Finally, there are some divorced parents that are unable to be with their child or children at all during the holidays. In these situations, the absent parent may consider making an audio or video tape for the child or children to play during their absence or, with technology, the unavailable parent may schedule to speak by telephone or Skype. Some psychologists suggest that, with younger children, the absent parent make a video or audio reading of a holiday book or send a special video message to the child or children to fill the void of that parent’s absence.
The most important thing for divorced parents to remember is that the holidays are about their children, not them. Even if you are unable to be with your children during a holiday, encourage them to enjoy themselves with the other parent and their extended family. Try to embrace the spirit of the holiday season, let go of anger and be thankful for what you have versus what you have lost.

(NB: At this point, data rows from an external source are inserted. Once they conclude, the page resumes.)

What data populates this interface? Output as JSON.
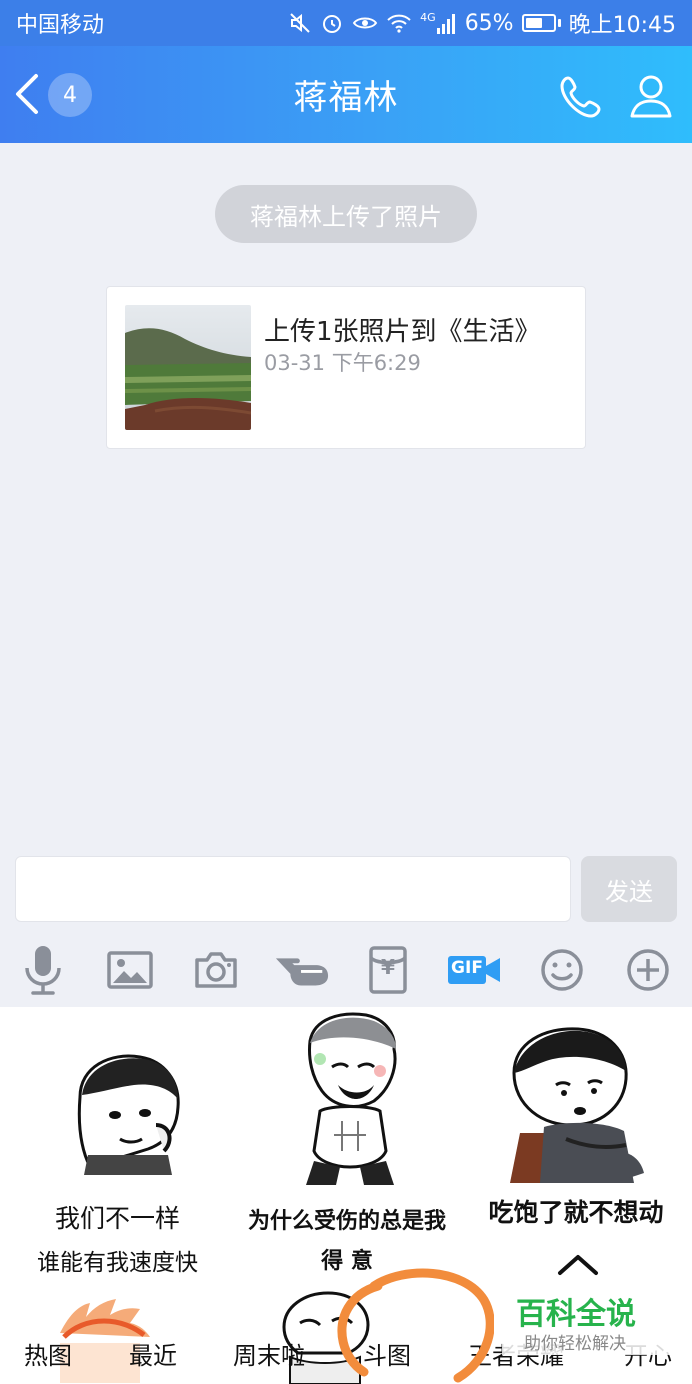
{
  "status_bar": {
    "carrier": "中国移动",
    "network": "4G",
    "battery": "65%",
    "battery_level": 0.65,
    "time": "晚上10:45"
  },
  "header": {
    "unread_count": "4",
    "title": "蒋福林"
  },
  "messages": {
    "system_notice": "蒋福林上传了照片",
    "card": {
      "title": "上传1张照片到《生活》",
      "time": "03-31 下午6:29"
    }
  },
  "composer": {
    "input_value": "",
    "send_label": "发送"
  },
  "toolbar": {
    "icons": [
      "microphone-icon",
      "image-icon",
      "camera-icon",
      "poke-icon",
      "red-packet-icon",
      "gif-icon",
      "emoji-icon",
      "plus-icon"
    ],
    "gif_label": "GIF",
    "red_packet_label": "¥"
  },
  "stickers": [
    {
      "caption_line1": "我们不一样",
      "caption_line2": "谁能有我速度快"
    },
    {
      "caption_line1": "为什么受伤的总是我",
      "caption_line2": "得 意"
    },
    {
      "caption_line1": "吃饱了就不想动",
      "caption_line2": ""
    }
  ],
  "sticker_tabs": [
    "热图",
    "最近",
    "周末啦",
    "斗图",
    "王者荣耀",
    "开心"
  ],
  "watermark": {
    "title": "百科全说",
    "subtitle": "助你轻松解决"
  },
  "colors": {
    "header_start": "#3f7ef0",
    "header_end": "#2fbdfc",
    "toolbar_icon": "#8a8f99",
    "gif_accent": "#2f9df4",
    "annotation": "#f28c3c",
    "watermark_green": "#27b34c"
  }
}
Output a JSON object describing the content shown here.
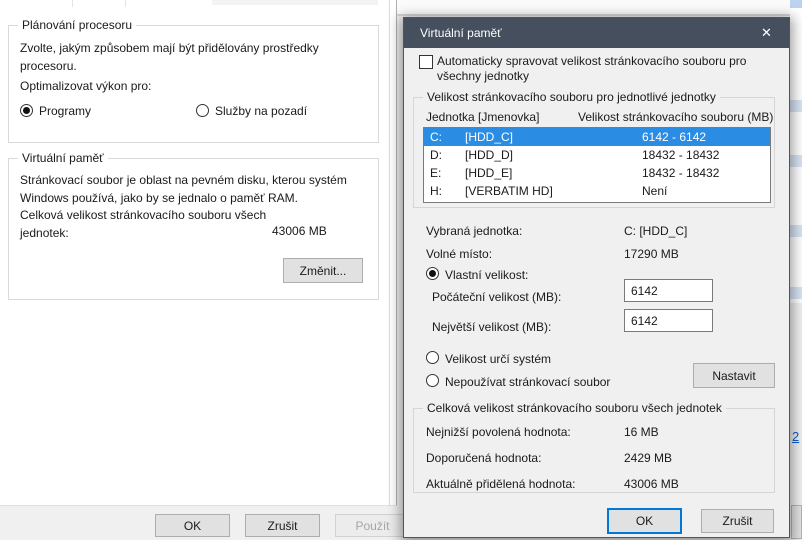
{
  "colors": {
    "titlebar": "#454f5e",
    "selection_blue": "#2a8ce2",
    "focus_blue": "#0078d7",
    "link_blue": "#0c5fcd",
    "dialog_gray": "#f0f0f0"
  },
  "left_dialog": {
    "processor_group": {
      "title": "Plánování procesoru",
      "description": "Zvolte, jakým způsobem mají být přidělovány prostředky procesoru.",
      "optimize_label": "Optimalizovat výkon pro:",
      "radio_programs_label": "Programy",
      "radio_services_label": "Služby na pozadí"
    },
    "memory_group": {
      "title": "Virtuální paměť",
      "description": "Stránkovací soubor je oblast na pevném disku, kterou systém Windows používá, jako by se jednalo o paměť RAM.",
      "total_label": "Celková velikost stránkovacího souboru všech jednotek:",
      "total_value": "43006 MB",
      "change_button_label": "Změnit..."
    },
    "footer": {
      "ok_label": "OK",
      "cancel_label": "Zrušit",
      "apply_label": "Použít"
    }
  },
  "vm_dialog": {
    "title": "Virtuální paměť",
    "close_glyph": "✕",
    "auto_checkbox_label": "Automaticky spravovat velikost stránkovacího souboru pro všechny jednotky",
    "per_drive_group": {
      "title": "Velikost stránkovacího souboru pro jednotlivé jednotky",
      "columns": {
        "drive": "Jednotka [Jmenovka]",
        "size": "Velikost stránkovacího souboru (MB)"
      },
      "rows": [
        {
          "drive": "C:",
          "volume": "[HDD_C]",
          "size": "6142 - 6142"
        },
        {
          "drive": "D:",
          "volume": "[HDD_D]",
          "size": "18432 - 18432"
        },
        {
          "drive": "E:",
          "volume": "[HDD_E]",
          "size": "18432 - 18432"
        },
        {
          "drive": "H:",
          "volume": "[VERBATIM HD]",
          "size": "Není"
        }
      ],
      "selected_label": "Vybraná jednotka:",
      "selected_value": "C:  [HDD_C]",
      "free_label": "Volné místo:",
      "free_value": "17290 MB",
      "custom_radio_label": "Vlastní velikost:",
      "initial_label": "Počáteční velikost (MB):",
      "initial_value": "6142",
      "maximum_label": "Největší velikost (MB):",
      "maximum_value": "6142",
      "system_radio_label": "Velikost určí systém",
      "no_paging_radio_label": "Nepoužívat stránkovací soubor",
      "set_button_label": "Nastavit"
    },
    "totals_group": {
      "title": "Celková velikost stránkovacího souboru všech jednotek",
      "rows": [
        {
          "label": "Nejnižší povolená hodnota:",
          "value": "16 MB"
        },
        {
          "label": "Doporučená hodnota:",
          "value": "2429 MB"
        },
        {
          "label": "Aktuálně přidělená hodnota:",
          "value": "43006 MB"
        }
      ]
    },
    "footer": {
      "ok_label": "OK",
      "cancel_label": "Zrušit"
    }
  },
  "background_window": {
    "link_text": "2"
  }
}
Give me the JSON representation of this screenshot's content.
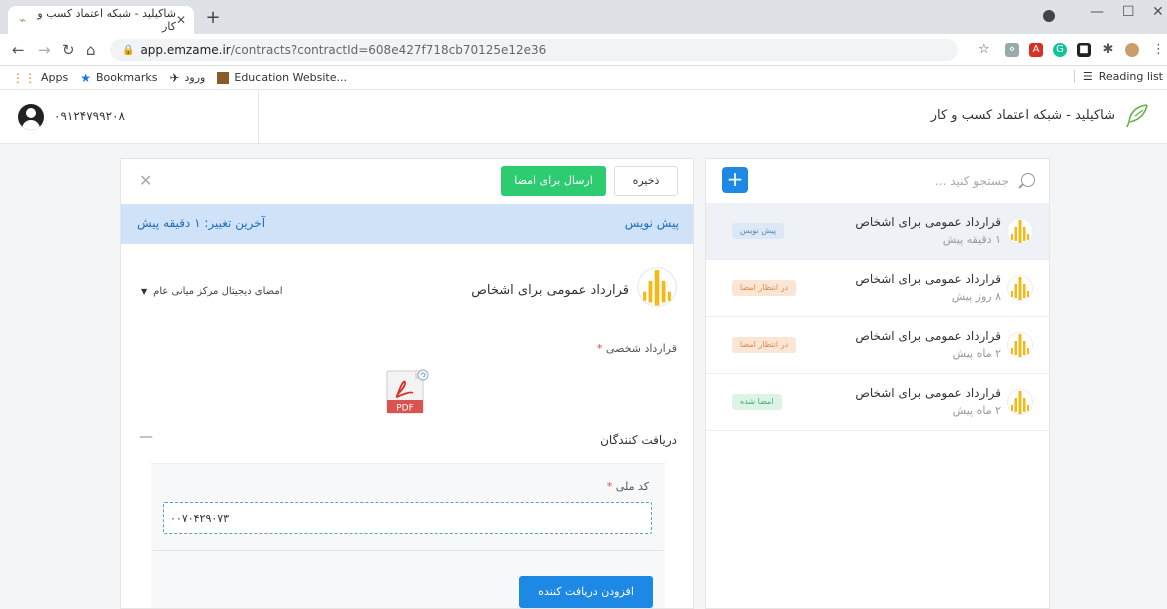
{
  "browser": {
    "tab_title": "شاکیلید - شبکه اعتماد کسب و کار",
    "url_host": "app.emzame.ir",
    "url_path": "/contracts?contractId=608e427f718cb70125e12e36",
    "bookmarks": [
      {
        "label": "Apps",
        "icon": "apps-grid-icon"
      },
      {
        "label": "Bookmarks",
        "icon": "star-icon"
      },
      {
        "label": "ورود",
        "icon": "bird-icon"
      },
      {
        "label": "Education Website...",
        "icon": "book-icon"
      }
    ],
    "reading_list": "Reading list"
  },
  "header": {
    "brand": "شاکیلید - شبکه اعتماد کسب و کار",
    "user_phone": "۰۹۱۲۴۷۹۹۲۰۸"
  },
  "list": {
    "search_placeholder": "جستجو کنید ...",
    "items": [
      {
        "title": "قرارداد عمومی برای اشخاص",
        "time": "۱ دقیقه پیش",
        "status": "پیش نویس",
        "status_bg": "#dce8f5",
        "status_color": "#5a86b8",
        "active": true
      },
      {
        "title": "قرارداد عمومی برای اشخاص",
        "time": "۸ روز پیش",
        "status": "در انتظار امضا",
        "status_bg": "#fbe6d6",
        "status_color": "#e0884a",
        "active": false
      },
      {
        "title": "قرارداد عمومی برای اشخاص",
        "time": "۲ ماه پیش",
        "status": "در انتظار امضا",
        "status_bg": "#fbe6d6",
        "status_color": "#e0884a",
        "active": false
      },
      {
        "title": "قرارداد عمومی برای اشخاص",
        "time": "۲ ماه پیش",
        "status": "امضا شده",
        "status_bg": "#dcf3e6",
        "status_color": "#3fae6d",
        "active": false
      }
    ]
  },
  "editor": {
    "send_label": "ارسال برای امضا",
    "save_label": "ذخیره",
    "status": "پیش نویس",
    "last_change": "آخرین تغییر: ۱ دقیقه پیش",
    "contract_title": "قرارداد عمومی برای اشخاص",
    "signature_type": "امضای دیجیتال مرکز میانی عام",
    "personal_contract_label": "قرارداد شخصی",
    "pdf_label": "PDF",
    "recipients_title": "دریافت کنندگان",
    "national_id_label": "کد ملی",
    "national_id_value": "۰۰۷۰۴۲۹۰۷۳",
    "add_recipient_label": "افزودن دریافت کننده"
  },
  "colors": {
    "primary": "#1e88e5",
    "success": "#2ecc71",
    "info_bg": "#cfe2f7"
  }
}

If there was an 11th hour holiday schedule negotiation last year and no ongoing holiday schedule for this year, set up a holiday schedule now. The best practice is to communicate with the other parent by email or text. Be sure to include specific details about when the holiday period begins and ends, where the custodial exchanges will take place, who is responsible for handling the exchange and be sure to pack any special clothing items the children may need to celebrate the holiday at issue. Ensuring that your children feel secure (as opposed to disappointed) far exceeds the pain of a brief conversation with the other parent. Better yet, write an objective business-like email to iron out holidays plans as far in advance as possible. In addition, plan in advance with your extended family and don’t be afraid to ask for their understanding and help if your custody holiday schedule does not match their expectations of the holidays. Uncertainty breeds anxiety. Divorced families can enjoy holidays in the same way that intact families do — perhaps even with a little less drama. Everyone will be happier knowing what to expect and avoiding conflict on the eve of the holidays will give both parents the ability to carry on traditions and create new ones, which will remain with their children for a lifetime. What better gift could a parent give?
Randi L. Rubin is an member of the Family Law Group of Klehr Harrison Harvey Branzburg LLP in Philadelphia, Pennsylvania.